The problem: Each line of the data should be given again exactly.

[Items listed in a dataset]
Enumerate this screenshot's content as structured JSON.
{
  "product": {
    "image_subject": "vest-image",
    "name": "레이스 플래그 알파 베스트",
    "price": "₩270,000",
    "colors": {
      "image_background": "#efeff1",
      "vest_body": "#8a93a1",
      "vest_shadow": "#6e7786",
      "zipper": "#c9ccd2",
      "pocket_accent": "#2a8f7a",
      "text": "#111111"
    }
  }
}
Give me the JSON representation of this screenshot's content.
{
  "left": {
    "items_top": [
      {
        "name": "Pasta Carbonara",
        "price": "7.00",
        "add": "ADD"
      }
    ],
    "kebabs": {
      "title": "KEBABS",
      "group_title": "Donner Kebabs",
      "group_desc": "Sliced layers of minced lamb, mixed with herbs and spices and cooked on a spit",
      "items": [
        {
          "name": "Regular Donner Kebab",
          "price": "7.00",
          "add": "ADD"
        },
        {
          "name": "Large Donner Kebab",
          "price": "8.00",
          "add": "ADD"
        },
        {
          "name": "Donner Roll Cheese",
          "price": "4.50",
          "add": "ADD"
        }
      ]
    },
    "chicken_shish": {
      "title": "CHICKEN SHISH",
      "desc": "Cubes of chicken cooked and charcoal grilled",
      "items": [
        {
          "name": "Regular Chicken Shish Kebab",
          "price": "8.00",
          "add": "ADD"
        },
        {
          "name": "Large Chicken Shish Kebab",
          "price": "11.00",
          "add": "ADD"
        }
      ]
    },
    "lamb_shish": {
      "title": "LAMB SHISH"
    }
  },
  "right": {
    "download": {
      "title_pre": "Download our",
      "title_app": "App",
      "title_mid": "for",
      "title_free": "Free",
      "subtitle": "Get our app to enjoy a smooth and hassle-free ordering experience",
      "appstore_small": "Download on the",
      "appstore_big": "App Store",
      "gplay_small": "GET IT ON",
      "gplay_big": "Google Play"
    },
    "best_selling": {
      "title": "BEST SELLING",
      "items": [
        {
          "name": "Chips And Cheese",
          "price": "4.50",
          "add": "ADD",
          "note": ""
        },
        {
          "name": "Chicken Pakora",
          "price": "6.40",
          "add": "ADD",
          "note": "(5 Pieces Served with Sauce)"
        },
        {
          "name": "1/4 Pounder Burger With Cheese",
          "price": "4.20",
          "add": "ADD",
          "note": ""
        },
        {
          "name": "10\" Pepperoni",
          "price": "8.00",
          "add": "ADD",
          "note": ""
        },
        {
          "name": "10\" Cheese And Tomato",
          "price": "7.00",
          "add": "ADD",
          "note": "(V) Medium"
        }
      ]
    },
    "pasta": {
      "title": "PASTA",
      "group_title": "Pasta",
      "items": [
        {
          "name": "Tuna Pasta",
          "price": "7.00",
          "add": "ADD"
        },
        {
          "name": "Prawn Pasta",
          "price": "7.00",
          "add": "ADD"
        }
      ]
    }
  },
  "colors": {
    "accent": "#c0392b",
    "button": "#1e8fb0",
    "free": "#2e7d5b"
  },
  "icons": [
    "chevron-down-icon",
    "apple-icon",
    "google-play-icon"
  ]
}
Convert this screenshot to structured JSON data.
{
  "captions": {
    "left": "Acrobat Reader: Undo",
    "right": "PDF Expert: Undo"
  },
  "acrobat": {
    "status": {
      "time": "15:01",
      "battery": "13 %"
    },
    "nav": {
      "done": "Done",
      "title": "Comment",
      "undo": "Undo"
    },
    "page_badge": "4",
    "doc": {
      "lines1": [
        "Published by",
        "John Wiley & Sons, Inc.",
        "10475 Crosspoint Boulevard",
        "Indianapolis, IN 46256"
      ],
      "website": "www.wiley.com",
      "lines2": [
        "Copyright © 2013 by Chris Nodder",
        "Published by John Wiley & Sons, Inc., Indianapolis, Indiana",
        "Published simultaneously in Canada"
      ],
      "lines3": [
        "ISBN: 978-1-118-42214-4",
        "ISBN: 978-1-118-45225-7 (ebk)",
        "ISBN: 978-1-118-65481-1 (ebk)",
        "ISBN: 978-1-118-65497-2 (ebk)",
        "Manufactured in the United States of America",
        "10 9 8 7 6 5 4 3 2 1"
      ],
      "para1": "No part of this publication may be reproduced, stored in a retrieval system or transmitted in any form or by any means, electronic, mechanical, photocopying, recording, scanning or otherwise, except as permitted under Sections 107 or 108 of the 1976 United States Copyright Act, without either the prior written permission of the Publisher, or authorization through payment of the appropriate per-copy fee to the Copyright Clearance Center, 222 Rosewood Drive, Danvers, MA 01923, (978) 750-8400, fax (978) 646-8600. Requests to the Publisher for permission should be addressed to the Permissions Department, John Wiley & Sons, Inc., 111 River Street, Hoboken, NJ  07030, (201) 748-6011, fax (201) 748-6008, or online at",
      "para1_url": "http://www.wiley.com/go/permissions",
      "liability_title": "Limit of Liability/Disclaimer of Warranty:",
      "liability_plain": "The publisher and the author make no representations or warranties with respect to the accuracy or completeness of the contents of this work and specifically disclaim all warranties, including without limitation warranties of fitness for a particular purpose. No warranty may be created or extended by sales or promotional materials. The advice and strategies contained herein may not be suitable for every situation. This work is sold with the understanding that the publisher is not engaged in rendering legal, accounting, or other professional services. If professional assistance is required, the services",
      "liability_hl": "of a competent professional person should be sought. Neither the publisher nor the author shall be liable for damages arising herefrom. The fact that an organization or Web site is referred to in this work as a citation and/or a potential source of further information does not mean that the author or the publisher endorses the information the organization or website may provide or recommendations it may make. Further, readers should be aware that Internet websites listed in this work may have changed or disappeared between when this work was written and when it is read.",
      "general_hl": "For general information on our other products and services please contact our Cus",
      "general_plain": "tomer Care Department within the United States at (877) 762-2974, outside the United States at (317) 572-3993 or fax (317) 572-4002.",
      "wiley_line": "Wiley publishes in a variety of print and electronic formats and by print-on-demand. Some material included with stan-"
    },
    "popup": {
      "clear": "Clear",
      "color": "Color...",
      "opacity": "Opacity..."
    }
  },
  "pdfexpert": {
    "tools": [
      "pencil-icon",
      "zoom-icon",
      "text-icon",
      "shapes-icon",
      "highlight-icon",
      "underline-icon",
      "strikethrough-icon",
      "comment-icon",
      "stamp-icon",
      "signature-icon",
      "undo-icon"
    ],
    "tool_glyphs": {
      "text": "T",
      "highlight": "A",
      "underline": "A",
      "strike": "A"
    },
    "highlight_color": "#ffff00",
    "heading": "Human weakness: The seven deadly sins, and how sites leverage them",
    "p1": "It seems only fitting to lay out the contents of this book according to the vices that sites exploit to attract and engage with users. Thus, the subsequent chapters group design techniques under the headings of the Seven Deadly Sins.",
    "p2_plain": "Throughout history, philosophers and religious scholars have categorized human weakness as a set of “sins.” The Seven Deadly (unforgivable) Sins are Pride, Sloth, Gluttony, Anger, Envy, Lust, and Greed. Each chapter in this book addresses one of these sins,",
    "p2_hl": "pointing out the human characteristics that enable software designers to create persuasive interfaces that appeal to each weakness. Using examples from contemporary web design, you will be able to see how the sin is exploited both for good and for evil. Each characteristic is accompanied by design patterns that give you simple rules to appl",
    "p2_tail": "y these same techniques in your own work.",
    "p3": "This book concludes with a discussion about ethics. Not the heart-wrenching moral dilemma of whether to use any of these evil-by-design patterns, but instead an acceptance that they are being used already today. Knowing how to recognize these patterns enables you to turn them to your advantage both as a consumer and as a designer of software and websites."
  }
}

Answer for this exercise:
Enumerate this screenshot's content as structured JSON.
{
  "product": {
    "image_subject": "vest-image",
    "name": "레이스 플래그 알파 베스트",
    "price": "₩270,000",
    "colors": {
      "image_background": "#efeff1",
      "vest_body": "#8a93a1",
      "vest_shadow": "#6e7786",
      "zipper": "#c9ccd2",
      "pocket_accent": "#2a8f7a",
      "text": "#111111"
    }
  }
}
Give me the JSON representation of this screenshot's content.
{
  "left": {
    "items_top": [
      {
        "name": "Pasta Carbonara",
        "price": "7.00",
        "add": "ADD"
      }
    ],
    "kebabs": {
      "title": "KEBABS",
      "group_title": "Donner Kebabs",
      "group_desc": "Sliced layers of minced lamb, mixed with herbs and spices and cooked on a spit",
      "items": [
        {
          "name": "Regular Donner Kebab",
          "price": "7.00",
          "add": "ADD"
        },
        {
          "name": "Large Donner Kebab",
          "price": "8.00",
          "add": "ADD"
        },
        {
          "name": "Donner Roll Cheese",
          "price": "4.50",
          "add": "ADD"
        }
      ]
    },
    "chicken_shish": {
      "title": "CHICKEN SHISH",
      "desc": "Cubes of chicken cooked and charcoal grilled",
      "items": [
        {
          "name": "Regular Chicken Shish Kebab",
          "price": "8.00",
          "add": "ADD"
        },
        {
          "name": "Large Chicken Shish Kebab",
          "price": "11.00",
          "add": "ADD"
        }
      ]
    },
    "lamb_shish": {
      "title": "LAMB SHISH"
    }
  },
  "right": {
    "download": {
      "title_pre": "Download our",
      "title_app": "App",
      "title_mid": "for",
      "title_free": "Free",
      "subtitle": "Get our app to enjoy a smooth and hassle-free ordering experience",
      "appstore_small": "Download on the",
      "appstore_big": "App Store",
      "gplay_small": "GET IT ON",
      "gplay_big": "Google Play"
    },
    "best_selling": {
      "title": "BEST SELLING",
      "items": [
        {
          "name": "Chips And Cheese",
          "price": "4.50",
          "add": "ADD",
          "note": ""
        },
        {
          "name": "Chicken Pakora",
          "price": "6.40",
          "add": "ADD",
          "note": "(5 Pieces Served with Sauce)"
        },
        {
          "name": "1/4 Pounder Burger With Cheese",
          "price": "4.20",
          "add": "ADD",
          "note": ""
        },
        {
          "name": "10\" Pepperoni",
          "price": "8.00",
          "add": "ADD",
          "note": ""
        },
        {
          "name": "10\" Cheese And Tomato",
          "price": "7.00",
          "add": "ADD",
          "note": "(V) Medium"
        }
      ]
    },
    "pasta": {
      "title": "PASTA",
      "group_title": "Pasta",
      "items": [
        {
          "name": "Tuna Pasta",
          "price": "7.00",
          "add": "ADD"
        },
        {
          "name": "Prawn Pasta",
          "price": "7.00",
          "add": "ADD"
        }
      ]
    }
  },
  "colors": {
    "accent": "#c0392b",
    "button": "#1e8fb0",
    "free": "#2e7d5b"
  },
  "icons": [
    "chevron-down-icon",
    "apple-icon",
    "google-play-icon"
  ]
}
Convert this screenshot to structured JSON data.
{
  "captions": {
    "left": "Acrobat Reader: Undo",
    "right": "PDF Expert: Undo"
  },
  "acrobat": {
    "status": {
      "time": "15:01",
      "battery": "13 %"
    },
    "nav": {
      "done": "Done",
      "title": "Comment",
      "undo": "Undo"
    },
    "page_badge": "4",
    "doc": {
      "lines1": [
        "Published by",
        "John Wiley & Sons, Inc.",
        "10475 Crosspoint Boulevard",
        "Indianapolis, IN 46256"
      ],
      "website": "www.wiley.com",
      "lines2": [
        "Copyright © 2013 by Chris Nodder",
        "Published by John Wiley & Sons, Inc., Indianapolis, Indiana",
        "Published simultaneously in Canada"
      ],
      "lines3": [
        "ISBN: 978-1-118-42214-4",
        "ISBN: 978-1-118-45225-7 (ebk)",
        "ISBN: 978-1-118-65481-1 (ebk)",
        "ISBN: 978-1-118-65497-2 (ebk)",
        "Manufactured in the United States of America",
        "10 9 8 7 6 5 4 3 2 1"
      ],
      "para1": "No part of this publication may be reproduced, stored in a retrieval system or transmitted in any form or by any means, electronic, mechanical, photocopying, recording, scanning or otherwise, except as permitted under Sections 107 or 108 of the 1976 United States Copyright Act, without either the prior written permission of the Publisher, or authorization through payment of the appropriate per-copy fee to the Copyright Clearance Center, 222 Rosewood Drive, Danvers, MA 01923, (978) 750-8400, fax (978) 646-8600. Requests to the Publisher for permission should be addressed to the Permissions Department, John Wiley & Sons, Inc., 111 River Street, Hoboken, NJ  07030, (201) 748-6011, fax (201) 748-6008, or online at",
      "para1_url": "http://www.wiley.com/go/permissions",
      "liability_title": "Limit of Liability/Disclaimer of Warranty:",
      "liability_plain": "The publisher and the author make no representations or warranties with respect to the accuracy or completeness of the contents of this work and specifically disclaim all warranties, including without limitation warranties of fitness for a particular purpose. No warranty may be created or extended by sales or promotional materials. The advice and strategies contained herein may not be suitable for every situation. This work is sold with the understanding that the publisher is not engaged in rendering legal, accounting, or other professional services. If professional assistance is required, the services",
      "liability_hl": "of a competent professional person should be sought. Neither the publisher nor the author shall be liable for damages arising herefrom. The fact that an organization or Web site is referred to in this work as a citation and/or a potential source of further information does not mean that the author or the publisher endorses the information the organization or website may provide or recommendations it may make. Further, readers should be aware that Internet websites listed in this work may have changed or disappeared between when this work was written and when it is read.",
      "general_hl": "For general information on our other products and services please contact our Cus",
      "general_plain": "tomer Care Department within the United States at (877) 762-2974, outside the United States at (317) 572-3993 or fax (317) 572-4002.",
      "wiley_line": "Wiley publishes in a variety of print and electronic formats and by print-on-demand. Some material included with stan-"
    },
    "popup": {
      "clear": "Clear",
      "color": "Color...",
      "opacity": "Opacity..."
    }
  },
  "pdfexpert": {
    "tools": [
      "pencil-icon",
      "zoom-icon",
      "text-icon",
      "shapes-icon",
      "highlight-icon",
      "underline-icon",
      "strikethrough-icon",
      "comment-icon",
      "stamp-icon",
      "signature-icon",
      "undo-icon"
    ],
    "tool_glyphs": {
      "text": "T",
      "highlight": "A",
      "underline": "A",
      "strike": "A"
    },
    "highlight_color": "#ffff00",
    "heading": "Human weakness: The seven deadly sins, and how sites leverage them",
    "p1": "It seems only fitting to lay out the contents of this book according to the vices that sites exploit to attract and engage with users. Thus, the subsequent chapters group design techniques under the headings of the Seven Deadly Sins.",
    "p2_plain": "Throughout history, philosophers and religious scholars have categorized human weakness as a set of “sins.” The Seven Deadly (unforgivable) Sins are Pride, Sloth, Gluttony, Anger, Envy, Lust, and Greed. Each chapter in this book addresses one of these sins,",
    "p2_hl": "pointing out the human characteristics that enable software designers to create persuasive interfaces that appeal to each weakness. Using examples from contemporary web design, you will be able to see how the sin is exploited both for good and for evil. Each characteristic is accompanied by design patterns that give you simple rules to appl",
    "p2_tail": "y these same techniques in your own work.",
    "p3": "This book concludes with a discussion about ethics. Not the heart-wrenching moral dilemma of whether to use any of these evil-by-design patterns, but instead an acceptance that they are being used already today. Knowing how to recognize these patterns enables you to turn them to your advantage both as a consumer and as a designer of software and websites."
  }
}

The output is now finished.